### YOUR TASK
Return all lines from the listing below that include the word "icon".

[ENTRIES SHOWN Boundary: Start]

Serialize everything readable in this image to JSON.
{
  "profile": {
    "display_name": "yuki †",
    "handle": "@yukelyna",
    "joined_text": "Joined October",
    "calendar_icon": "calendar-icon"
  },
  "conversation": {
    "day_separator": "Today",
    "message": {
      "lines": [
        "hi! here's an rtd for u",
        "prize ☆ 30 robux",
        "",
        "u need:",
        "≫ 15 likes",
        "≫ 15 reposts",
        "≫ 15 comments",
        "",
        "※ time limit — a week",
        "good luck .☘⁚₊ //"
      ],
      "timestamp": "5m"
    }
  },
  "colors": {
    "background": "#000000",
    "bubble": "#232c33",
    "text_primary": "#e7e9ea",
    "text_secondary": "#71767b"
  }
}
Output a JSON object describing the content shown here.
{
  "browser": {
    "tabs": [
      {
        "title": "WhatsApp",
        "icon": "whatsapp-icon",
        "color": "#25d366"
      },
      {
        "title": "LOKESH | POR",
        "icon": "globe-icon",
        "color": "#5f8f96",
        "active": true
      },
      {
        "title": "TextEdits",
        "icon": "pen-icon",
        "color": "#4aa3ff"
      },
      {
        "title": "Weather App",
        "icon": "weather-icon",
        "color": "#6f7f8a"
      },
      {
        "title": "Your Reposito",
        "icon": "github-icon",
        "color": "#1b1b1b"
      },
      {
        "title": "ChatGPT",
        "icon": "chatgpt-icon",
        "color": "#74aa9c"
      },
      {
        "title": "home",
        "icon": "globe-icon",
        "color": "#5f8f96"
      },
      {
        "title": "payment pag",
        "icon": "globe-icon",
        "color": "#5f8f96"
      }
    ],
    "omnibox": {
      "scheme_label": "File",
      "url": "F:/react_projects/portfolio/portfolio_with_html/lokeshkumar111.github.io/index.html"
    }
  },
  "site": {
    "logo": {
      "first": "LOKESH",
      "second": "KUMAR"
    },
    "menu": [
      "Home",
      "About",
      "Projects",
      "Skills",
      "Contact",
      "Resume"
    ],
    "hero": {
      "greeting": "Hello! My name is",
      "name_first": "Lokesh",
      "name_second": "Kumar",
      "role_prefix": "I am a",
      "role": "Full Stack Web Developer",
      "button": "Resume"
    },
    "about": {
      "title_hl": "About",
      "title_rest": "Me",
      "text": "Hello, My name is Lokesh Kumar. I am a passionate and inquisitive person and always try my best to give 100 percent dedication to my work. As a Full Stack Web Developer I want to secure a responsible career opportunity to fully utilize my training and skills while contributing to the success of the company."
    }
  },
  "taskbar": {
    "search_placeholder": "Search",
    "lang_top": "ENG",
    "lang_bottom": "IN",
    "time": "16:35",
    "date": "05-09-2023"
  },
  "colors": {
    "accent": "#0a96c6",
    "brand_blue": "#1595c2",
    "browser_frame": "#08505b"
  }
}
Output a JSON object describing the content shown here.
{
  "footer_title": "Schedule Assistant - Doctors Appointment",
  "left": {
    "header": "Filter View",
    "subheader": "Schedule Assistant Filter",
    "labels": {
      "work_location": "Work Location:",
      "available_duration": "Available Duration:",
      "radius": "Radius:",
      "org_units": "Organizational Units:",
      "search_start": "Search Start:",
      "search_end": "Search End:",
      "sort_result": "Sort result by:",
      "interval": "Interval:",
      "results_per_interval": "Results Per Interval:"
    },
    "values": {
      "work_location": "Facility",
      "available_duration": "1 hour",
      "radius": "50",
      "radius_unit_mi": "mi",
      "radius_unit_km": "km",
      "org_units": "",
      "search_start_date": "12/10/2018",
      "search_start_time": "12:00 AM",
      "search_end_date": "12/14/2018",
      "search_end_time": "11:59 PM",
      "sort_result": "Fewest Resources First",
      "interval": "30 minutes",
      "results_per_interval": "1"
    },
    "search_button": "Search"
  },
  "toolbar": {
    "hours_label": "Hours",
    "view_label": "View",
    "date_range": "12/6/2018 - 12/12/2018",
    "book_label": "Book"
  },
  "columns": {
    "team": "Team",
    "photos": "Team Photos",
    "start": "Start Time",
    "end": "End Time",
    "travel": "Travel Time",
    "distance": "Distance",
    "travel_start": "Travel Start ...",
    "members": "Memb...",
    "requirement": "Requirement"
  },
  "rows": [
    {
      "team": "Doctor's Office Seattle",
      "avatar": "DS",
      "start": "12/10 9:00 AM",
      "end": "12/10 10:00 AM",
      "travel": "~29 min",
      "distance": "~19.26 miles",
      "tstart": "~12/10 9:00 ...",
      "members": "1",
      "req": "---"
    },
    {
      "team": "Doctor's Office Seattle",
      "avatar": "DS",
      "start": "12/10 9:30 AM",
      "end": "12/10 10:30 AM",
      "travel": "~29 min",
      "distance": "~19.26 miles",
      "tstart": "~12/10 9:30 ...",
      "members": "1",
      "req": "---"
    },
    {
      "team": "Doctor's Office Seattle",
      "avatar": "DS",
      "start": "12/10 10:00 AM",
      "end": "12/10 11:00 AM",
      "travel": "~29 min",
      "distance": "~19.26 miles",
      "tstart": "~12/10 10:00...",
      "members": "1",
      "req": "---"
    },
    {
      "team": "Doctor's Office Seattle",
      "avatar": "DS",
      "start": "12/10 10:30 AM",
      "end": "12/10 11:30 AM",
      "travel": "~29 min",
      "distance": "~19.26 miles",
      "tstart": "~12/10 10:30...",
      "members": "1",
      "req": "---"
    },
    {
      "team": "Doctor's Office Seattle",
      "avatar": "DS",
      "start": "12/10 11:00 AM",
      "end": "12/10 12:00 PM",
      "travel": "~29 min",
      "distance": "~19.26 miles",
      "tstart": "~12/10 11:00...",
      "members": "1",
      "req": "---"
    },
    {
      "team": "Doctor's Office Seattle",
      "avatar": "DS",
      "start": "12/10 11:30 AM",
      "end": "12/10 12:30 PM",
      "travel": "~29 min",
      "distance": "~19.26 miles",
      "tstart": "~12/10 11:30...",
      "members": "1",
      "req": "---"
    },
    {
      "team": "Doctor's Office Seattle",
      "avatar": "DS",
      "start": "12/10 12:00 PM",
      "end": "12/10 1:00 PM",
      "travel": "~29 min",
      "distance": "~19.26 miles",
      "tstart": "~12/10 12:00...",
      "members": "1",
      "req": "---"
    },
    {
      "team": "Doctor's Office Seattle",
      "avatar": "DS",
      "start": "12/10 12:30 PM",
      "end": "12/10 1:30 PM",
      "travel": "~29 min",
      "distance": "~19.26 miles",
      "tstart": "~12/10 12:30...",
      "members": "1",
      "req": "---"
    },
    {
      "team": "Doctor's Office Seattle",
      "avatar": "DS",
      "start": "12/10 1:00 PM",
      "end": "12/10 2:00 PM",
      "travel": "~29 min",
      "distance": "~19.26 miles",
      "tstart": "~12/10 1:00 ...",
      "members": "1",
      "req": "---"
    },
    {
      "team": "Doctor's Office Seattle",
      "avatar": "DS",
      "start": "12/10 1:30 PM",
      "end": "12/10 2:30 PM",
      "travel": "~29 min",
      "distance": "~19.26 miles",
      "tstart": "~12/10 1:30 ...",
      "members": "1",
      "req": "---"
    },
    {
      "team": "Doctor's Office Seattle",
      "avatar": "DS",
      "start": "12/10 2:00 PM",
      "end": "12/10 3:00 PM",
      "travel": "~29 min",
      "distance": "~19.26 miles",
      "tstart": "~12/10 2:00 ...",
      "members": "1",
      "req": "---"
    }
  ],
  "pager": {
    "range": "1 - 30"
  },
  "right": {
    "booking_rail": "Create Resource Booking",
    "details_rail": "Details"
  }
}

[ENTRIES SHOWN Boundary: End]

### RESULT OF THE TASK
    "calendar_icon": "calendar-icon"
        "icon": "whatsapp-icon",
        "icon": "globe-icon",
        "icon": "pen-icon",
        "icon": "weather-icon",
        "icon": "github-icon",
        "icon": "chatgpt-icon",
        "icon": "globe-icon",
        "icon": "globe-icon",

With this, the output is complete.